  • The UDHR was born from the aftermath of World War II and the Holocaust, emphasizing the need to prevent such atrocities from happening again.
  • It was developed as a roadmap to ensure universal human rights protection globally.
  • Drafting and Approval: Eleanor Roosevelt chaired the drafting committee, comprised of representatives from various countries. Over 50 UN member countries participated in its final drafting, which was unanimously approved by the UN General Assembly on December 10, 1948.
  • Legal Implications: While the UDHR is not legally binding in itself, its principles have been integrated into many countries' laws and serve as the basis for numerous international human rights treaties.

Achievements and Impact

  • Influence: The UDHR has inspired and paved the way for over 70 human rights treaties at both global and regional levels.
  • Legal Foundation: It has been incorporated into many countries' legal frameworks and serves as a guiding principle for international human rights law.
  • Decolonization and Anti-Apartheid: The declaration influenced movements for decolonization and anti-apartheid, promoting equal rights for all individuals irrespective of nationality, gender, or status.
  • Human Rights Advocacy: The UDHR continues to be a touchstone for human rights advocacy and remains a cornerstone in the promotion and protection of human dignity and freedoms globally.

Criticisms
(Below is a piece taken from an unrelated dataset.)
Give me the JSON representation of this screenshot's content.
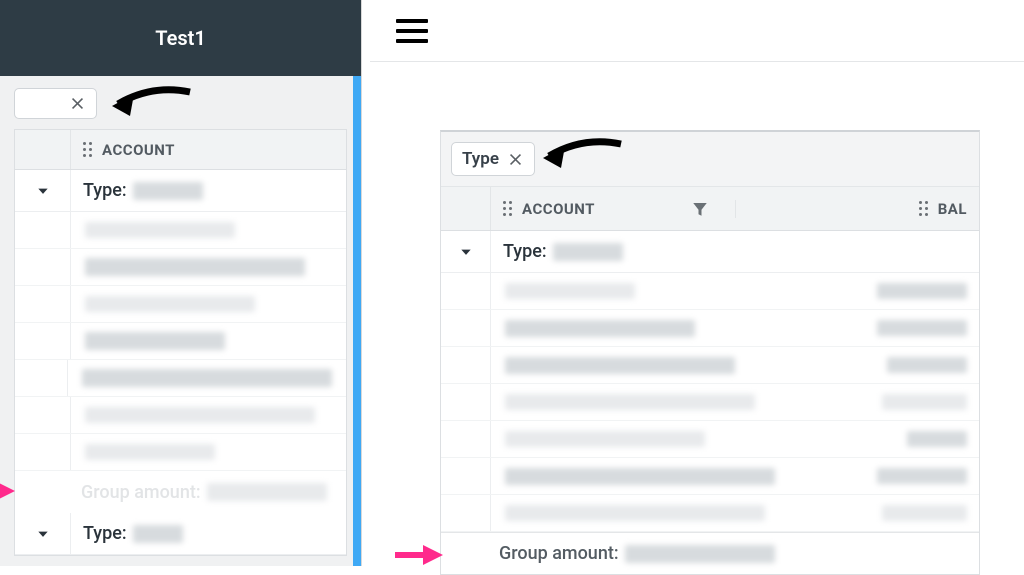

  • The document has faced critiques, particularly from some Muslim-majority countries. Concerns include its alleged Western and secularist bias, challenging the compatibility of certain provisions with Islamic law (sharīʿa), and its imposition of Western values on non-Western nations. 

Commemoration

  • The anniversary of the UDHR adoption, December 10, is observed as World Human Rights Day, celebrated globally by various organizations, governments, and the United Nations to promote human rights awareness.
  • Decadal commemorations are often accompanied by campaigns to enhance awareness of the Declaration and human rights in general. 

Conclusion

In summary, the UDHR, though not a legally binding treaty, is a seminal document instrumental in shaping international human rights norms, advocating for universal dignity, equality, and freedoms for all individuals.

PRACTICE QUESTION

Q. Discuss the significance and impact of the Universal Declaration of Human Rights (UDHR) in shaping global human rights discourse. (250 Words)